BRADENTON BEACH — Improvements and changes along the 2.8-mile stretch of Gulf Drive through this tiny city on the southern end of Anna Maria Island were discussed Friday during a planning session.
About 25 people showed up at city hall to offer their input to the Gulf Drive Scenic Highway master plan.
The group of elected officials, business owners and residents went through several exercises to get their ideas of what types of improvements should be made to the natural, historical and cultural aspects of the main north-south highway that hugs the Gulf of Mexico beaches.
“This is a very family oriented beach environment,” said James Taylor, a professional planner with IBI Group of Sarasota hired to facilitate the sessions and plan development. “The participants have been very enthusiastic and value their scenic corridor designation.”
Sign Up and Save
Get six months of free digital access to the Bradenton Herald
The city applied to the Florida Department of Transportation for the Scenic Highway Program in 2000 and is required to update the master plan every five years to maintain eligibility for grant funding.
Taylor said the benefits of the designation have been to heighten the awareness of the asset and attract tourists, who fuel the economy.
Many of the participants in Friday’s workshop highlighted the accomplishments of the city over the last eight years toward meeting the goals of the original plan.
The construction of a multipurpose path, several pedestrian crosswalks across the busy highway, and installation of a sidewalk along most of the road were accomplishments mentioned.
The group also identified the strengths, weaknesses, opportunities and threats to the corridor during one of the planning exercises.
The group saw the old Florida character of the community as a strength, along with the newly rehabilitated City Pier.
The revitalization of Bridge Street over the time the Scenic Highway master plan was established also was highlighted as a favorable aspect for the city.
Threats to maintaining the corridor as an asset are proliferation of exotic plants, vacant lots, the lack of parking, heavy traffic and poor signs for pedestrian and bike paths.
The chance to illustrate their thoughts for opportunities and threats on large aerial maps animated the crowd.
There were suggestions for landscaped gateways to the city, preservation of historic buildings and sites, a park-and-ride program, and more public art as opportunities for improvements.
The loss of funding and apathy of the some in the community were a couple of the threats listed.

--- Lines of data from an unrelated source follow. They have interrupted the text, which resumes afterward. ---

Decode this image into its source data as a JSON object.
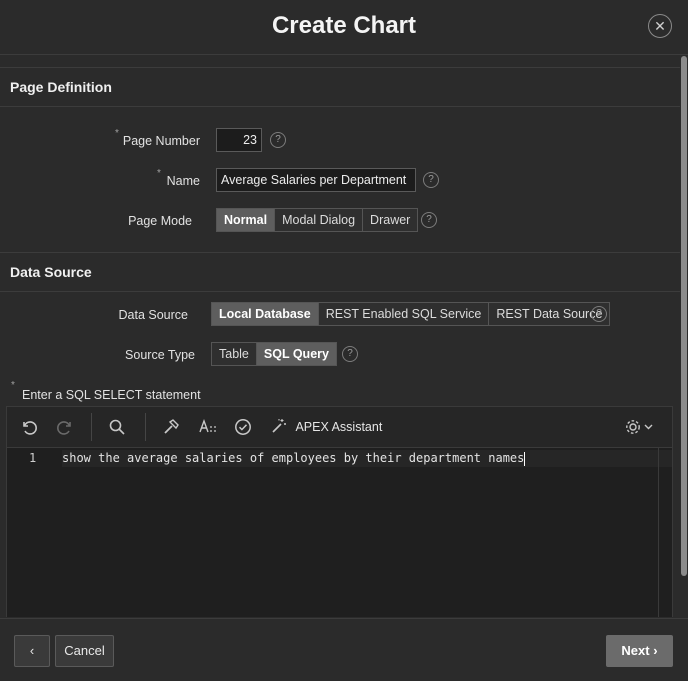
{
  "dialog": {
    "title": "Create Chart",
    "close_symbol": "✕"
  },
  "page_definition": {
    "heading": "Page Definition",
    "page_number": {
      "label": "Page Number",
      "value": "23"
    },
    "name": {
      "label": "Name",
      "value": "Average Salaries per Department"
    },
    "page_mode": {
      "label": "Page Mode",
      "options": [
        "Normal",
        "Modal Dialog",
        "Drawer"
      ],
      "selected": "Normal"
    }
  },
  "data_source": {
    "heading": "Data Source",
    "source": {
      "label": "Data Source",
      "options": [
        "Local Database",
        "REST Enabled SQL Service",
        "REST Data Source"
      ],
      "selected": "Local Database"
    },
    "source_type": {
      "label": "Source Type",
      "options": [
        "Table",
        "SQL Query"
      ],
      "selected": "SQL Query"
    },
    "sql_label": "Enter a SQL SELECT statement"
  },
  "editor": {
    "toolbar": {
      "apex_assistant": "APEX Assistant"
    },
    "lines": [
      {
        "number": "1",
        "text": "show the average salaries of employees by their department names"
      }
    ]
  },
  "required_marker": "*",
  "help_symbol": "?",
  "footer": {
    "back_symbol": "‹",
    "cancel": "Cancel",
    "next": "Next",
    "next_symbol": "›"
  },
  "colors": {
    "background": "#2b2b2b",
    "primary_button": "#6b6b6b",
    "selected_segment": "#5e5e5e"
  }
}
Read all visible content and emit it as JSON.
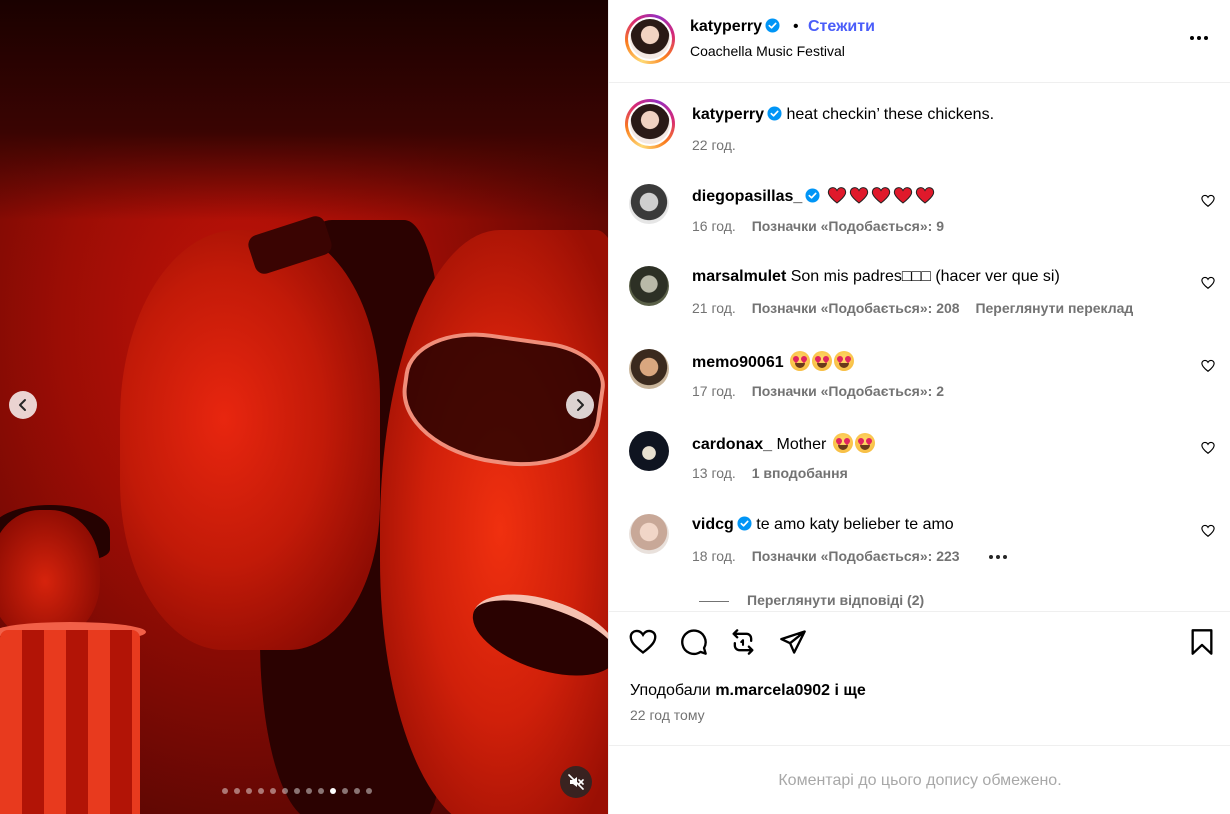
{
  "post": {
    "author": "katyperry",
    "follow_label": "Стежити",
    "separator": "•",
    "location": "Coachella Music Festival",
    "caption": "heat checkin’ these chickens.",
    "caption_time": "22 год."
  },
  "media": {
    "slide_count": 13,
    "active_slide": 10
  },
  "comments": [
    {
      "user": "diegopasillas_",
      "verified": true,
      "text": "",
      "emoji": "heart-x5",
      "time": "16 год.",
      "likes_label": "Позначки «Подобається»: 9",
      "extra": ""
    },
    {
      "user": "marsalmulet",
      "verified": false,
      "text": "Son mis padres□□□ (hacer ver que si)",
      "emoji": "",
      "time": "21 год.",
      "likes_label": "Позначки «Подобається»: 208",
      "extra": "Переглянути переклад"
    },
    {
      "user": "memo90061",
      "verified": false,
      "text": "",
      "emoji": "heart-eyes-x3",
      "time": "17 год.",
      "likes_label": "Позначки «Подобається»: 2",
      "extra": ""
    },
    {
      "user": "cardonax_",
      "verified": false,
      "text": "Mother",
      "emoji": "heart-eyes-x2",
      "time": "13 год.",
      "likes_label": "1 вподобання",
      "extra": ""
    },
    {
      "user": "vidcg",
      "verified": true,
      "text": "te amo katy belieber te amo",
      "emoji": "",
      "time": "18 год.",
      "likes_label": "Позначки «Подобається»: 223",
      "extra": ""
    }
  ],
  "view_replies": "Переглянути відповіді (2)",
  "likes": {
    "prefix": "Уподобали",
    "user": "m.marcela0902",
    "suffix": "і ще"
  },
  "post_time": "22 год тому",
  "comments_limited": "Коментарі до цього допису обмежено.",
  "colors": {
    "accent": "#4a5df9",
    "verified": "#0095f6",
    "muted": "#737373"
  }
}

Another facilitator, Sue Thompson, a landscape architect with IBI, said they will consolidate these ideas and write a draft plan.
The public will be asked for more input before the final plan is sent to FDOT, she said.